BeschreibungReceiving bad news from service providers, such as changes in contracts, increases in premiums or fees, or rejection of insurance claims, is a common experience for private customers. According to European insurance companies‟ surveys (e.g. ERGO 2012), thecomprehensibility of this written communication is generally low because complex wording and jargon often require re-reading and annoy recipients. However, although customer communication is widely regarded as a key aspect of business communication (e.g.,Stahl/Menz 22014, Mast 72019, Bovée/Thill 2010, Reinmuth et al. 2016), little research has been done on how unpleasant news is formulated by service providers in practice and on how the use of plain language can promote understanding of its content. Drawing on both text and corpus linguistics, my doctoral thesis focuses on the linguistic structure and characteristics of a corpus of bad news communications regularly sent to non-business clients of insurance companies and telecommunications providers. In order to describe the text production process, it also analyses the text trajectories (Silverstein/Urban 1996, Blommaert 2005, Woydack 2019) on the basis of my own ethnographic fieldwork, talks and interviews with in-house authors and those working in external communication agencies which support language-comprehensibilityprojects. This paper presents the preliminary results of my study, which reveal increased awareness of how powerful the language used in bad news communication can be. For instance, companies and agencies are adopting frameworks and benchmarks from second language acquisition to improve the clarity of their writing. Indeed, some even involve customers directly in the drafting process.

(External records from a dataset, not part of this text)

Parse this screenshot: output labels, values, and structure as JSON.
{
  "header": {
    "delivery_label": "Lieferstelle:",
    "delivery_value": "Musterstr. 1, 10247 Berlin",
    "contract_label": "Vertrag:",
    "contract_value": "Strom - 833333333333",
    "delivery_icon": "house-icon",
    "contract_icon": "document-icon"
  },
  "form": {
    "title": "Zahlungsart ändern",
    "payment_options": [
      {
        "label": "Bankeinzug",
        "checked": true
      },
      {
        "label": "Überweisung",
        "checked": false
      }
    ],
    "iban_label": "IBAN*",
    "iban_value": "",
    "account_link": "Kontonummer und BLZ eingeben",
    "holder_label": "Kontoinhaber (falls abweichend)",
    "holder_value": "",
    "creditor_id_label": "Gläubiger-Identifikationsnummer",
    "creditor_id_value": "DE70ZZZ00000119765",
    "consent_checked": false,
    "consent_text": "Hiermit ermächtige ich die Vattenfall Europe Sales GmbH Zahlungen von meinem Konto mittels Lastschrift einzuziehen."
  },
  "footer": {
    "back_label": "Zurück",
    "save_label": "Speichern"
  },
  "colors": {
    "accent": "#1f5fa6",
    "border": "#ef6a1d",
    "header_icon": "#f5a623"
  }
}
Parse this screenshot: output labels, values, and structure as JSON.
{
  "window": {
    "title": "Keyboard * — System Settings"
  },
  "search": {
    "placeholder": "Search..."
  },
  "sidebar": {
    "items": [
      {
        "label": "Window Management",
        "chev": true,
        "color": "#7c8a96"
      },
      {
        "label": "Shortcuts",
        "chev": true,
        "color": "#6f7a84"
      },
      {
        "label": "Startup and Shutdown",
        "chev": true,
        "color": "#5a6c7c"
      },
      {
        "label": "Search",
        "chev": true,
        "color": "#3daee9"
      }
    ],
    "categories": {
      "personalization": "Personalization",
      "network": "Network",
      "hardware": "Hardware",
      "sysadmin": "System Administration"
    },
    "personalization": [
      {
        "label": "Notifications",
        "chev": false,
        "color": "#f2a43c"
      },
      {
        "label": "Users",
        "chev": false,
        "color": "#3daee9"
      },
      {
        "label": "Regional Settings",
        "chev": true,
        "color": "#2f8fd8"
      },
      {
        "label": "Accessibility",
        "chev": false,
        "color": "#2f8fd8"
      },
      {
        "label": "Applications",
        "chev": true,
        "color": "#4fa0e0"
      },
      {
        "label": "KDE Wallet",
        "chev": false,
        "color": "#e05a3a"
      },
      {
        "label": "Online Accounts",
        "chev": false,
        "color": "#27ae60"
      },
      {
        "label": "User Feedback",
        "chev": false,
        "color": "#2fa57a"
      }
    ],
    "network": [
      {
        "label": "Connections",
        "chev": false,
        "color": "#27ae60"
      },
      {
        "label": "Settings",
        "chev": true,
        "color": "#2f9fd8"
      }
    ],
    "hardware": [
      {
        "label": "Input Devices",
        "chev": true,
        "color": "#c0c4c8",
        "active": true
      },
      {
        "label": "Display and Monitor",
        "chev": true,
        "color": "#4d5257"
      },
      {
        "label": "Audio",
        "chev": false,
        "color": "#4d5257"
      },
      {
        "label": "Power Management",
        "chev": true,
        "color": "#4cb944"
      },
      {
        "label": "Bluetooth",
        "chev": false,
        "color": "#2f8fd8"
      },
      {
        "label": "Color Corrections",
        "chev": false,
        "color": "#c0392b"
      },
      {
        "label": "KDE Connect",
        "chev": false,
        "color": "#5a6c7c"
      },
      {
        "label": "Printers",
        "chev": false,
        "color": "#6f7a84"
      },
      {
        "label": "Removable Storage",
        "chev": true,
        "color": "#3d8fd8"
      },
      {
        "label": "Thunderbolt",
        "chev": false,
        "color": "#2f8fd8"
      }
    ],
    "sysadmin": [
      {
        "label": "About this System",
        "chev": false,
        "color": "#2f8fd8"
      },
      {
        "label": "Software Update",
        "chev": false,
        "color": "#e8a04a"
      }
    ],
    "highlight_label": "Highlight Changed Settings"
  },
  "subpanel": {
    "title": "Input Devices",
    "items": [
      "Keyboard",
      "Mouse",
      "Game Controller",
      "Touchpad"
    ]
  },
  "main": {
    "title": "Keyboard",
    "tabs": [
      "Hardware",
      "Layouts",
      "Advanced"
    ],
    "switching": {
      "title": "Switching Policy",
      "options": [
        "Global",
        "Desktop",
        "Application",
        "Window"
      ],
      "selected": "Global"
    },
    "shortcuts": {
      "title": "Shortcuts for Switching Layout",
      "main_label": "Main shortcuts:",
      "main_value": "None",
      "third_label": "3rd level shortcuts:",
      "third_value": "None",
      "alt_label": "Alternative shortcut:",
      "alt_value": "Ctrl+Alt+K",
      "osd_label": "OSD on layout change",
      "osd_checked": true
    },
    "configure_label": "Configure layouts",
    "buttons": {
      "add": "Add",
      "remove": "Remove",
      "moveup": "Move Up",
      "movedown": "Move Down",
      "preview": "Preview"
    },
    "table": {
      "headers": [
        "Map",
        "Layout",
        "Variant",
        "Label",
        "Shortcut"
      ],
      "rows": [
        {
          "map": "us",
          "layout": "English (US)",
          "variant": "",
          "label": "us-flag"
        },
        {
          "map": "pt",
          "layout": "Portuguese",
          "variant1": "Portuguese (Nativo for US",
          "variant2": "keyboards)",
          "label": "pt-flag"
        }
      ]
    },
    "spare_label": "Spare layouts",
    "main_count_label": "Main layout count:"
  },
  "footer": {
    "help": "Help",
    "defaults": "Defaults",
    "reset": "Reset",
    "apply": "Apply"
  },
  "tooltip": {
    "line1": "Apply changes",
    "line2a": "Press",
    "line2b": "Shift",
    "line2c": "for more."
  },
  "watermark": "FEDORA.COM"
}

|Zeitraum||23 Sept. 2019 → 25 Sept. 2019|
|Ereignistitel||ALAPP - Applied Linguistics and Professional Practice|
Österreichische Systematik der Wissenschaftszweige (ÖFOS)
- 602004 Allgemeine Sprachwissenschaft